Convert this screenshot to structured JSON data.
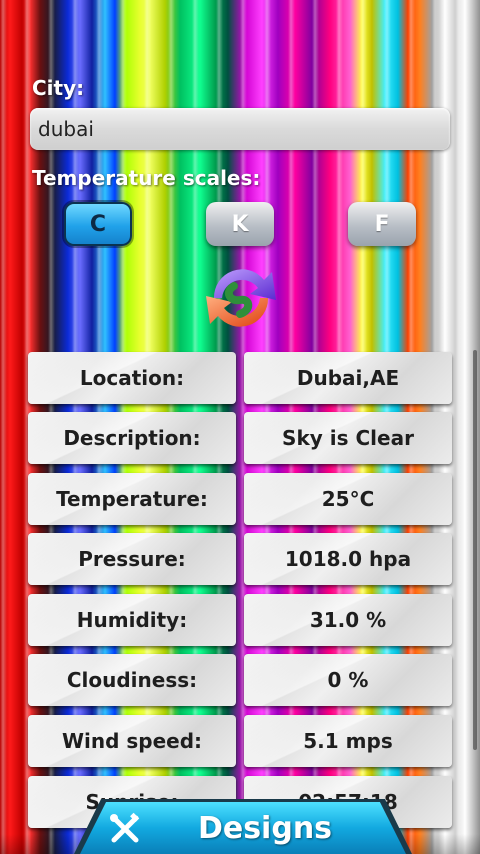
{
  "form": {
    "city_label": "City:",
    "city_value": "dubai",
    "scales_label": "Temperature scales:",
    "scales": [
      {
        "label": "C",
        "active": true
      },
      {
        "label": "K",
        "active": false
      },
      {
        "label": "F",
        "active": false
      }
    ]
  },
  "weather": {
    "rows": [
      {
        "label": "Location:",
        "value": "Dubai,AE"
      },
      {
        "label": "Description:",
        "value": "Sky is Clear"
      },
      {
        "label": "Temperature:",
        "value": "25°C"
      },
      {
        "label": "Pressure:",
        "value": "1018.0 hpa"
      },
      {
        "label": "Humidity:",
        "value": "31.0 %"
      },
      {
        "label": "Cloudiness:",
        "value": "0 %"
      },
      {
        "label": "Wind speed:",
        "value": "5.1 mps"
      },
      {
        "label": "Sunrise:",
        "value": "02:57:18"
      }
    ]
  },
  "bottom_tab": {
    "label": "Designs",
    "icon": "tools-icon"
  },
  "colors": {
    "active_scale": "#21a2ea",
    "tab": "#12a9e0"
  }
}
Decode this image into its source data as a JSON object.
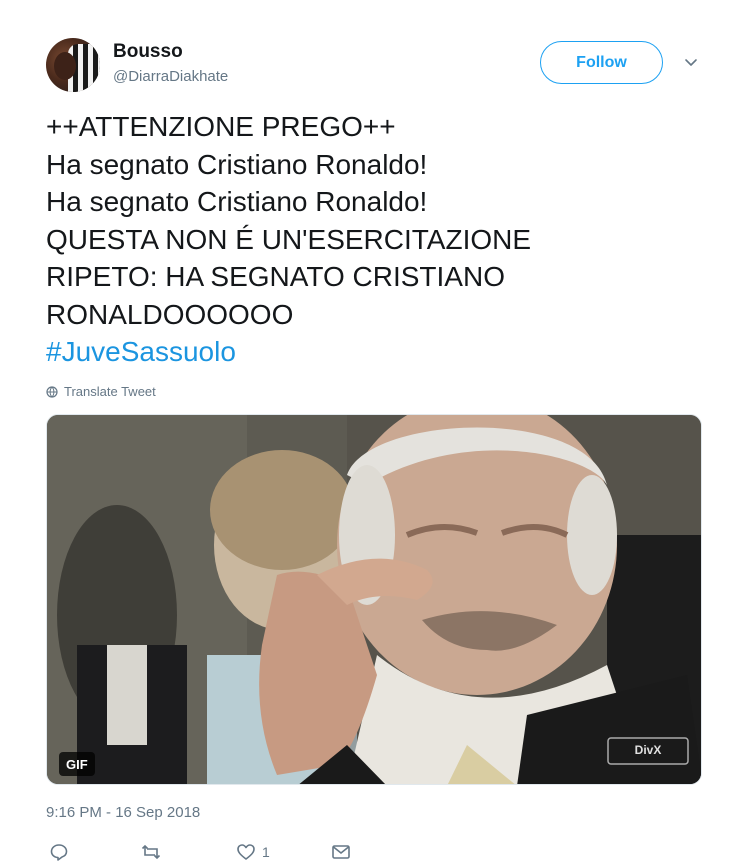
{
  "author": {
    "name": "Bousso",
    "handle": "@DiarraDiakhate"
  },
  "follow": {
    "label": "Follow"
  },
  "tweet": {
    "lines": [
      "++ATTENZIONE PREGO++",
      "Ha segnato Cristiano Ronaldo!",
      "Ha segnato Cristiano Ronaldo!",
      "QUESTA NON É UN'ESERCITAZIONE",
      "RIPETO: HA SEGNATO CRISTIANO",
      "RONALDOOOOOO"
    ],
    "hashtag": "#JuveSassuolo"
  },
  "translate": {
    "label": "Translate Tweet"
  },
  "media": {
    "gif_label": "GIF",
    "watermark": "DivX"
  },
  "timestamp": "9:16 PM - 16 Sep 2018",
  "actions": {
    "reply_icon": "reply-icon",
    "retweet_icon": "retweet-icon",
    "like_icon": "heart-icon",
    "like_count": "1",
    "message_icon": "envelope-icon"
  },
  "colors": {
    "accent": "#1da1f2",
    "hashtag": "#1b95e0",
    "muted": "#657786",
    "text": "#14171a"
  }
}
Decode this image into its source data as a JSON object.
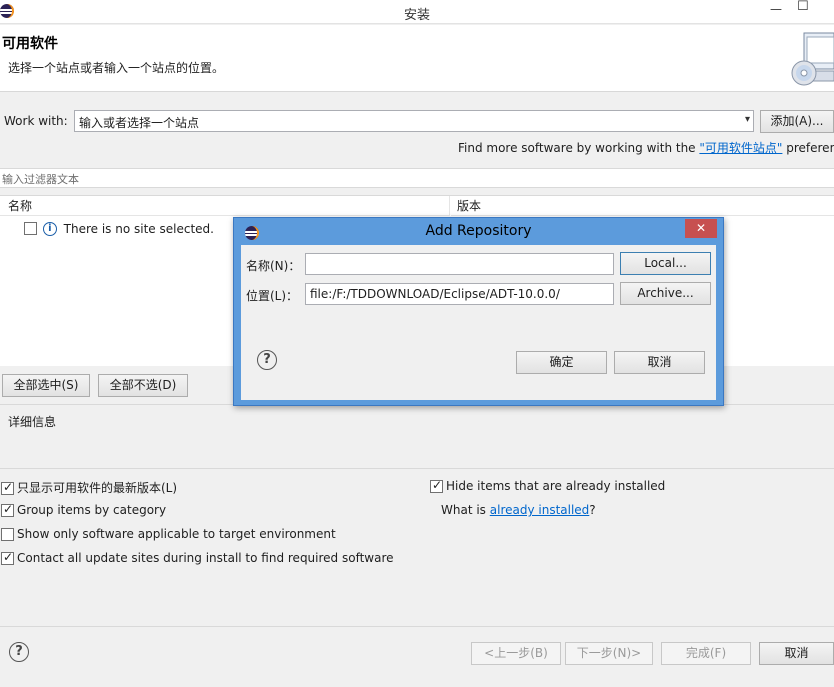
{
  "window": {
    "title": "安装",
    "minimize_glyph": "—",
    "maximize_glyph": "☐",
    "icon": "eclipse-icon"
  },
  "banner": {
    "title": "可用软件",
    "description": "选择一个站点或者输入一个站点的位置。",
    "graphic": "software-install-icon"
  },
  "work_with": {
    "label": "Work with:",
    "value": "输入或者选择一个站点",
    "add_button": "添加(A)...",
    "find_more_prefix": "Find more software by working with the ",
    "find_more_link": "\"可用软件站点\"",
    "find_more_suffix": " preferenc"
  },
  "filter": {
    "placeholder": "输入过滤器文本"
  },
  "table": {
    "columns": [
      "名称",
      "版本"
    ],
    "rows": [
      {
        "checked": false,
        "icon": "info-icon",
        "text": "There is no site selected."
      }
    ]
  },
  "selection_buttons": {
    "select_all": "全部选中(S)",
    "deselect_all": "全部不选(D)"
  },
  "details": {
    "label": "详细信息"
  },
  "options": {
    "left": [
      {
        "label": "只显示可用软件的最新版本(L)",
        "checked": true
      },
      {
        "label": "Group items by category",
        "checked": true
      },
      {
        "label": "Show only software applicable to target environment",
        "checked": false
      },
      {
        "label": "Contact all update sites during install to find required software",
        "checked": true
      }
    ],
    "hide_installed": {
      "label": "Hide items that are already installed",
      "checked": true
    },
    "what_is_prefix": "What is ",
    "what_is_link": "already installed",
    "what_is_suffix": "?"
  },
  "footer": {
    "back": "<上一步(B)",
    "next": "下一步(N)>",
    "finish": "完成(F)",
    "cancel": "取消"
  },
  "dialog": {
    "title": "Add Repository",
    "close_glyph": "✕",
    "name_label": "名称(N)：",
    "name_value": "",
    "location_label": "位置(L)：",
    "location_value": "file:/F:/TDDOWNLOAD/Eclipse/ADT-10.0.0/",
    "local_button": "Local...",
    "archive_button": "Archive...",
    "ok_button": "确定",
    "cancel_button": "取消"
  }
}
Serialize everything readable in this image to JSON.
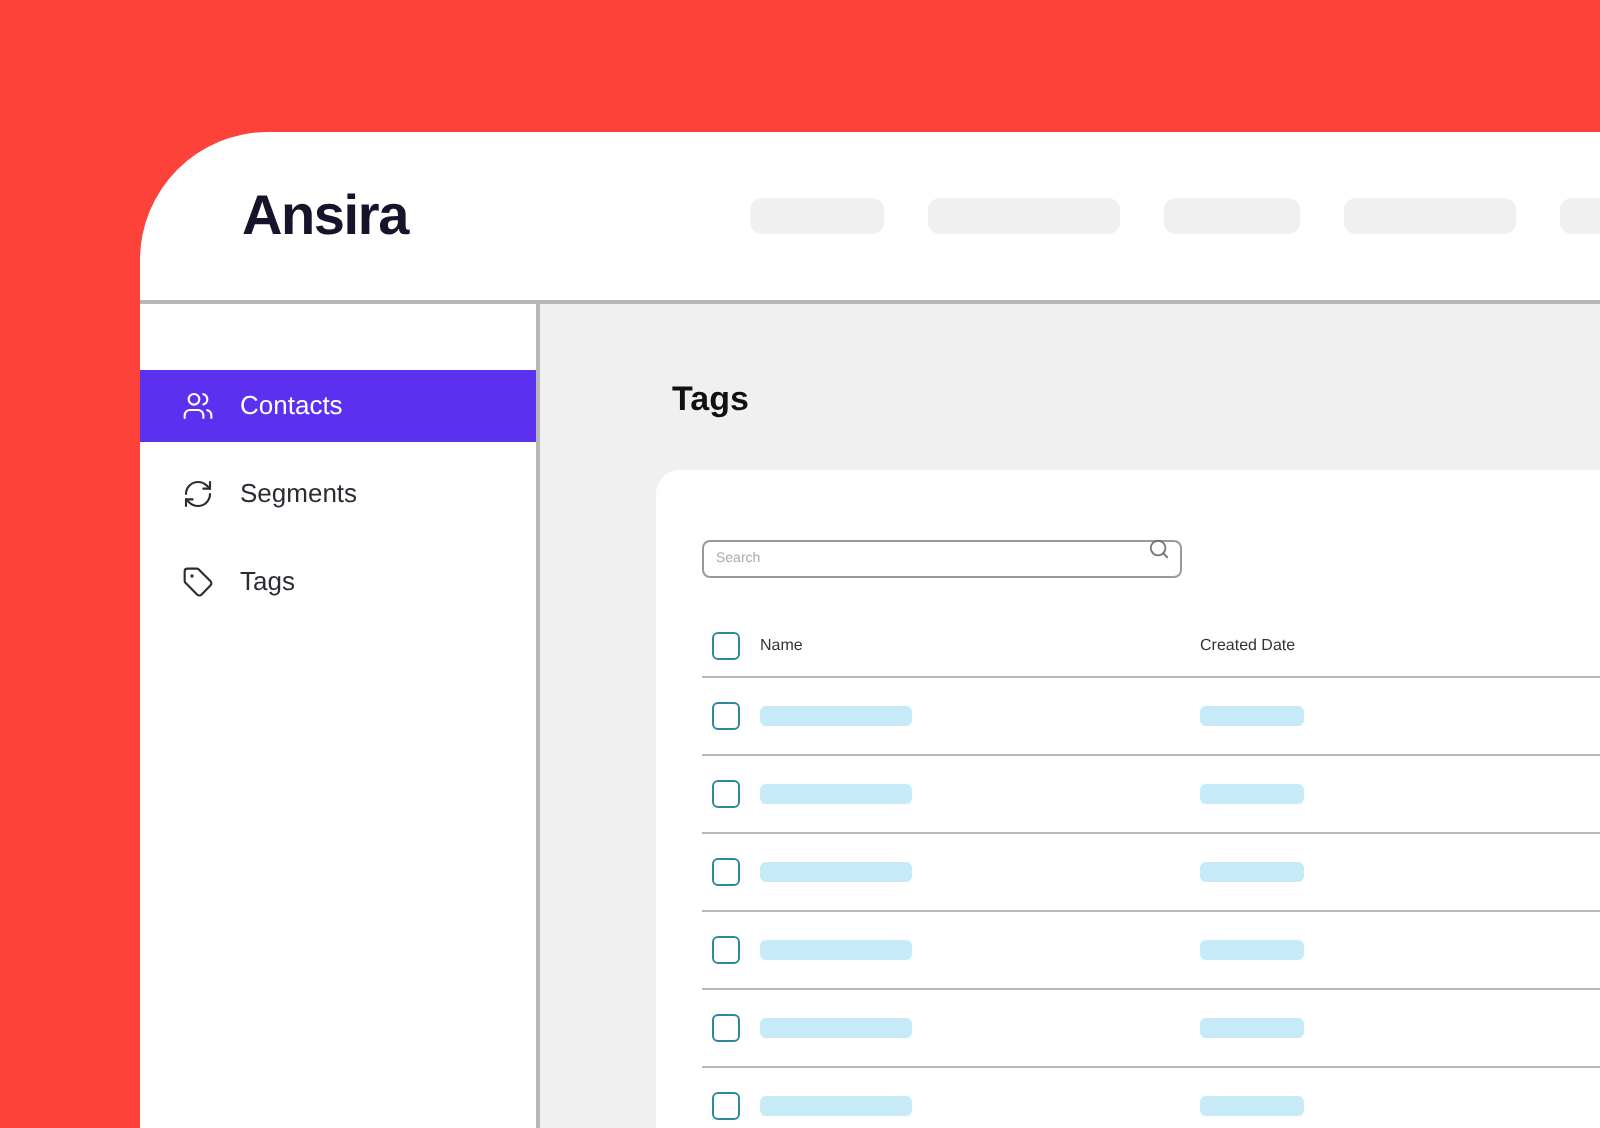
{
  "logo": "Ansira",
  "sidebar": {
    "items": [
      {
        "label": "Contacts",
        "kind": "contacts",
        "selected": true
      },
      {
        "label": "Segments",
        "kind": "segments",
        "selected": false
      },
      {
        "label": "Tags",
        "kind": "tags",
        "selected": false
      }
    ]
  },
  "page_title": "Tags",
  "search": {
    "placeholder": "Search"
  },
  "table": {
    "columns": [
      "Name",
      "Created Date"
    ],
    "header_checked": false,
    "rows": [
      {
        "checked": false
      },
      {
        "checked": false
      },
      {
        "checked": false
      },
      {
        "checked": false
      },
      {
        "checked": false
      },
      {
        "checked": false
      }
    ]
  }
}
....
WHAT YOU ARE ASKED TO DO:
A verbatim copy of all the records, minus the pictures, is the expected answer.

YOUR RESPONSE:
Convert this screenshot to structured JSON data.
{
  "form": {
    "city_label": "City:",
    "city_value": "dubai",
    "scales_label": "Temperature scales:",
    "scales": [
      {
        "label": "C",
        "active": true
      },
      {
        "label": "K",
        "active": false
      },
      {
        "label": "F",
        "active": false
      }
    ]
  },
  "weather": {
    "rows": [
      {
        "label": "Location:",
        "value": "Dubai,AE"
      },
      {
        "label": "Description:",
        "value": "Sky is Clear"
      },
      {
        "label": "Temperature:",
        "value": "25°C"
      },
      {
        "label": "Pressure:",
        "value": "1018.0 hpa"
      },
      {
        "label": "Humidity:",
        "value": "31.0 %"
      },
      {
        "label": "Cloudiness:",
        "value": "0 %"
      },
      {
        "label": "Wind speed:",
        "value": "5.1 mps"
      },
      {
        "label": "Sunrise:",
        "value": "02:57:18"
      }
    ]
  },
  "bottom_tab": {
    "label": "Designs",
    "icon": "tools-icon"
  },
  "colors": {
    "active_scale": "#21a2ea",
    "tab": "#12a9e0"
  }
}
Decode this image into its source data as a JSON object.
{
  "author": {
    "name": "Bousso",
    "handle": "@DiarraDiakhate"
  },
  "follow": {
    "label": "Follow"
  },
  "tweet": {
    "lines": [
      "++ATTENZIONE PREGO++",
      "Ha segnato Cristiano Ronaldo!",
      "Ha segnato Cristiano Ronaldo!",
      "QUESTA NON É UN'ESERCITAZIONE",
      "RIPETO: HA SEGNATO CRISTIANO",
      "RONALDOOOOOO"
    ],
    "hashtag": "#JuveSassuolo"
  },
  "translate": {
    "label": "Translate Tweet"
  },
  "media": {
    "gif_label": "GIF",
    "watermark": "DivX"
  },
  "timestamp": "9:16 PM - 16 Sep 2018",
  "actions": {
    "reply_icon": "reply-icon",
    "retweet_icon": "retweet-icon",
    "like_icon": "heart-icon",
    "like_count": "1",
    "message_icon": "envelope-icon"
  },
  "colors": {
    "accent": "#1da1f2",
    "hashtag": "#1b95e0",
    "muted": "#657786",
    "text": "#14171a"
  }
}
Decode this image into its source data as a JSON object.
{
  "window": {
    "title": "安装",
    "minimize_glyph": "—",
    "maximize_glyph": "☐",
    "icon": "eclipse-icon"
  },
  "banner": {
    "title": "可用软件",
    "description": "选择一个站点或者输入一个站点的位置。",
    "graphic": "software-install-icon"
  },
  "work_with": {
    "label": "Work with:",
    "value": "输入或者选择一个站点",
    "add_button": "添加(A)...",
    "find_more_prefix": "Find more software by working with the ",
    "find_more_link": "\"可用软件站点\"",
    "find_more_suffix": " preferenc"
  },
  "filter": {
    "placeholder": "输入过滤器文本"
  },
  "table": {
    "columns": [
      "名称",
      "版本"
    ],
    "rows": [
      {
        "checked": false,
        "icon": "info-icon",
        "text": "There is no site selected."
      }
    ]
  },
  "selection_buttons": {
    "select_all": "全部选中(S)",
    "deselect_all": "全部不选(D)"
  },
  "details": {
    "label": "详细信息"
  },
  "options": {
    "left": [
      {
        "label": "只显示可用软件的最新版本(L)",
        "checked": true
      },
      {
        "label": "Group items by category",
        "checked": true
      },
      {
        "label": "Show only software applicable to target environment",
        "checked": false
      },
      {
        "label": "Contact all update sites during install to find required software",
        "checked": true
      }
    ],
    "hide_installed": {
      "label": "Hide items that are already installed",
      "checked": true
    },
    "what_is_prefix": "What is ",
    "what_is_link": "already installed",
    "what_is_suffix": "?"
  },
  "footer": {
    "back": "<上一步(B)",
    "next": "下一步(N)>",
    "finish": "完成(F)",
    "cancel": "取消"
  },
  "dialog": {
    "title": "Add Repository",
    "close_glyph": "✕",
    "name_label": "名称(N)：",
    "name_value": "",
    "location_label": "位置(L)：",
    "location_value": "file:/F:/TDDOWNLOAD/Eclipse/ADT-10.0.0/",
    "local_button": "Local...",
    "archive_button": "Archive...",
    "ok_button": "确定",
    "cancel_button": "取消"
  }
}
Serialize everything readable in this image to JSON.
{
  "logo": "Ansira",
  "sidebar": {
    "items": [
      {
        "label": "Contacts",
        "kind": "contacts",
        "selected": true
      },
      {
        "label": "Segments",
        "kind": "segments",
        "selected": false
      },
      {
        "label": "Tags",
        "kind": "tags",
        "selected": false
      }
    ]
  },
  "page_title": "Tags",
  "search": {
    "placeholder": "Search"
  },
  "table": {
    "columns": [
      "Name",
      "Created Date"
    ],
    "header_checked": false,
    "rows": [
      {
        "checked": false
      },
      {
        "checked": false
      },
      {
        "checked": false
      },
      {
        "checked": false
      },
      {
        "checked": false
      },
      {
        "checked": false
      }
    ]
  }
}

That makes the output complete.